▶ [Stored data]
****

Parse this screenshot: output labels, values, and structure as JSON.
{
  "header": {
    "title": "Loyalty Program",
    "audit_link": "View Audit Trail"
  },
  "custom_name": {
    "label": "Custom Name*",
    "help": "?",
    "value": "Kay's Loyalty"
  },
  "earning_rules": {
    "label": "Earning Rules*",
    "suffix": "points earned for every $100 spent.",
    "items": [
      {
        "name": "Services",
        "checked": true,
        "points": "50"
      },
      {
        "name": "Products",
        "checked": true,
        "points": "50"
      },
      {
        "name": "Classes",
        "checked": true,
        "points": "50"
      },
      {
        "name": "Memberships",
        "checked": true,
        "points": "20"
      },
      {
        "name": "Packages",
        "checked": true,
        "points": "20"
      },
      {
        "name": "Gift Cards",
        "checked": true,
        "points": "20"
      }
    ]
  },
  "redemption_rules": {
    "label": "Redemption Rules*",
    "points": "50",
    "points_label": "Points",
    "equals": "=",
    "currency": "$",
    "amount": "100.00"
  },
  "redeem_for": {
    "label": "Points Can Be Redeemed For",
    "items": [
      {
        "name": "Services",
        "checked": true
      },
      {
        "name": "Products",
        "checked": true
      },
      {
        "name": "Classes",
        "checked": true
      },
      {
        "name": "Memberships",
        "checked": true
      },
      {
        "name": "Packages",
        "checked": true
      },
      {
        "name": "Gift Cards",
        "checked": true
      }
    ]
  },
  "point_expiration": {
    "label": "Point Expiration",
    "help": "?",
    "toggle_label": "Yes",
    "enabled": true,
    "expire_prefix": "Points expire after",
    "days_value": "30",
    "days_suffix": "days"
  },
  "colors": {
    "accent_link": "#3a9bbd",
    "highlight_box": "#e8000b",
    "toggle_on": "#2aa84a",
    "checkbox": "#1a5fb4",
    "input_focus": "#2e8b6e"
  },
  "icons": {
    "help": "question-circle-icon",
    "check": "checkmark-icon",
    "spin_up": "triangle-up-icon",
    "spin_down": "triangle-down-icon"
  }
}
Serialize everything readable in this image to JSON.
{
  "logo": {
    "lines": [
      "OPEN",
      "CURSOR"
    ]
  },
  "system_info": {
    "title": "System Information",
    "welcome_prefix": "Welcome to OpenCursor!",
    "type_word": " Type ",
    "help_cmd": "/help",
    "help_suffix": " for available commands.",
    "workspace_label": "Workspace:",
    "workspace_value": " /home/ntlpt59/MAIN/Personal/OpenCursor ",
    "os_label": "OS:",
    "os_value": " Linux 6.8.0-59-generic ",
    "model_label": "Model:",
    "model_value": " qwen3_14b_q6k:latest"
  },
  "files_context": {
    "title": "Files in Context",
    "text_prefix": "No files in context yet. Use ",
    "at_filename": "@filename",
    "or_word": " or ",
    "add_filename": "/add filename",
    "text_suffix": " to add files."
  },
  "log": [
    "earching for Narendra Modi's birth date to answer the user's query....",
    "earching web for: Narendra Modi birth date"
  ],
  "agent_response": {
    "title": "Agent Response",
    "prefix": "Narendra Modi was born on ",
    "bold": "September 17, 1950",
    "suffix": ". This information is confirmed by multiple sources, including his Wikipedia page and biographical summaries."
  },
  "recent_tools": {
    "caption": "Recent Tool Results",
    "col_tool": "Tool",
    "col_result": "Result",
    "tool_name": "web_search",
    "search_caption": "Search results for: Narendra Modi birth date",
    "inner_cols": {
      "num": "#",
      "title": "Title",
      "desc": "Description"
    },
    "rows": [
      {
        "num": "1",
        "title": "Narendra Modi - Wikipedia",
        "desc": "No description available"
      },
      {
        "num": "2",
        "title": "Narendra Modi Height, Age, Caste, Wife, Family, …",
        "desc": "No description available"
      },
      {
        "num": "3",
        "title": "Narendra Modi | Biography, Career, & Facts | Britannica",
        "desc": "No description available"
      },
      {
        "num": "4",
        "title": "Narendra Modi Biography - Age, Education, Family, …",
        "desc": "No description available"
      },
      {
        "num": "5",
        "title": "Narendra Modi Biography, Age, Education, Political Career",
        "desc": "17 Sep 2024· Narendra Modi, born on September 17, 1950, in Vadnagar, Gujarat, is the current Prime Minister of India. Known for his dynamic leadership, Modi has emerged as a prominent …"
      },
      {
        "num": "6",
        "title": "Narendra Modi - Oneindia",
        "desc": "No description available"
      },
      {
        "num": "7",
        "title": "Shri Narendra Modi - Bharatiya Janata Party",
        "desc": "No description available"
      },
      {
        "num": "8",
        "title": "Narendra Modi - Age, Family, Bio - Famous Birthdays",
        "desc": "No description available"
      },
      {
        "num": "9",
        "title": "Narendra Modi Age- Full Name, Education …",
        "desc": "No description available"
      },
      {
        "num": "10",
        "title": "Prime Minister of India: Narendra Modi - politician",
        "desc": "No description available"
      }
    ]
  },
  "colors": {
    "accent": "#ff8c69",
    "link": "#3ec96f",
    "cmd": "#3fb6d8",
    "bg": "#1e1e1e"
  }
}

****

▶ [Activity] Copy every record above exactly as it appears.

▶ [Task answer]
Parse this screenshot: output labels, values, and structure as JSON.
{
  "header": {
    "title": "Loyalty Program",
    "audit_link": "View Audit Trail"
  },
  "custom_name": {
    "label": "Custom Name*",
    "help": "?",
    "value": "Kay's Loyalty"
  },
  "earning_rules": {
    "label": "Earning Rules*",
    "suffix": "points earned for every $100 spent.",
    "items": [
      {
        "name": "Services",
        "checked": true,
        "points": "50"
      },
      {
        "name": "Products",
        "checked": true,
        "points": "50"
      },
      {
        "name": "Classes",
        "checked": true,
        "points": "50"
      },
      {
        "name": "Memberships",
        "checked": true,
        "points": "20"
      },
      {
        "name": "Packages",
        "checked": true,
        "points": "20"
      },
      {
        "name": "Gift Cards",
        "checked": true,
        "points": "20"
      }
    ]
  },
  "redemption_rules": {
    "label": "Redemption Rules*",
    "points": "50",
    "points_label": "Points",
    "equals": "=",
    "currency": "$",
    "amount": "100.00"
  },
  "redeem_for": {
    "label": "Points Can Be Redeemed For",
    "items": [
      {
        "name": "Services",
        "checked": true
      },
      {
        "name": "Products",
        "checked": true
      },
      {
        "name": "Classes",
        "checked": true
      },
      {
        "name": "Memberships",
        "checked": true
      },
      {
        "name": "Packages",
        "checked": true
      },
      {
        "name": "Gift Cards",
        "checked": true
      }
    ]
  },
  "point_expiration": {
    "label": "Point Expiration",
    "help": "?",
    "toggle_label": "Yes",
    "enabled": true,
    "expire_prefix": "Points expire after",
    "days_value": "30",
    "days_suffix": "days"
  },
  "colors": {
    "accent_link": "#3a9bbd",
    "highlight_box": "#e8000b",
    "toggle_on": "#2aa84a",
    "checkbox": "#1a5fb4",
    "input_focus": "#2e8b6e"
  },
  "icons": {
    "help": "question-circle-icon",
    "check": "checkmark-icon",
    "spin_up": "triangle-up-icon",
    "spin_down": "triangle-down-icon"
  }
}
Serialize everything readable in this image to JSON.
{
  "logo": {
    "lines": [
      "OPEN",
      "CURSOR"
    ]
  },
  "system_info": {
    "title": "System Information",
    "welcome_prefix": "Welcome to OpenCursor!",
    "type_word": " Type ",
    "help_cmd": "/help",
    "help_suffix": " for available commands.",
    "workspace_label": "Workspace:",
    "workspace_value": " /home/ntlpt59/MAIN/Personal/OpenCursor ",
    "os_label": "OS:",
    "os_value": " Linux 6.8.0-59-generic ",
    "model_label": "Model:",
    "model_value": " qwen3_14b_q6k:latest"
  },
  "files_context": {
    "title": "Files in Context",
    "text_prefix": "No files in context yet. Use ",
    "at_filename": "@filename",
    "or_word": " or ",
    "add_filename": "/add filename",
    "text_suffix": " to add files."
  },
  "log": [
    "earching for Narendra Modi's birth date to answer the user's query....",
    "earching web for: Narendra Modi birth date"
  ],
  "agent_response": {
    "title": "Agent Response",
    "prefix": "Narendra Modi was born on ",
    "bold": "September 17, 1950",
    "suffix": ". This information is confirmed by multiple sources, including his Wikipedia page and biographical summaries."
  },
  "recent_tools": {
    "caption": "Recent Tool Results",
    "col_tool": "Tool",
    "col_result": "Result",
    "tool_name": "web_search",
    "search_caption": "Search results for: Narendra Modi birth date",
    "inner_cols": {
      "num": "#",
      "title": "Title",
      "desc": "Description"
    },
    "rows": [
      {
        "num": "1",
        "title": "Narendra Modi - Wikipedia",
        "desc": "No description available"
      },
      {
        "num": "2",
        "title": "Narendra Modi Height, Age, Caste, Wife, Family, …",
        "desc": "No description available"
      },
      {
        "num": "3",
        "title": "Narendra Modi | Biography, Career, & Facts | Britannica",
        "desc": "No description available"
      },
      {
        "num": "4",
        "title": "Narendra Modi Biography - Age, Education, Family, …",
        "desc": "No description available"
      },
      {
        "num": "5",
        "title": "Narendra Modi Biography, Age, Education, Political Career",
        "desc": "17 Sep 2024· Narendra Modi, born on September 17, 1950, in Vadnagar, Gujarat, is the current Prime Minister of India. Known for his dynamic leadership, Modi has emerged as a prominent …"
      },
      {
        "num": "6",
        "title": "Narendra Modi - Oneindia",
        "desc": "No description available"
      },
      {
        "num": "7",
        "title": "Shri Narendra Modi - Bharatiya Janata Party",
        "desc": "No description available"
      },
      {
        "num": "8",
        "title": "Narendra Modi - Age, Family, Bio - Famous Birthdays",
        "desc": "No description available"
      },
      {
        "num": "9",
        "title": "Narendra Modi Age- Full Name, Education …",
        "desc": "No description available"
      },
      {
        "num": "10",
        "title": "Prime Minister of India: Narendra Modi - politician",
        "desc": "No description available"
      }
    ]
  },
  "colors": {
    "accent": "#ff8c69",
    "link": "#3ec96f",
    "cmd": "#3fb6d8",
    "bg": "#1e1e1e"
  }
}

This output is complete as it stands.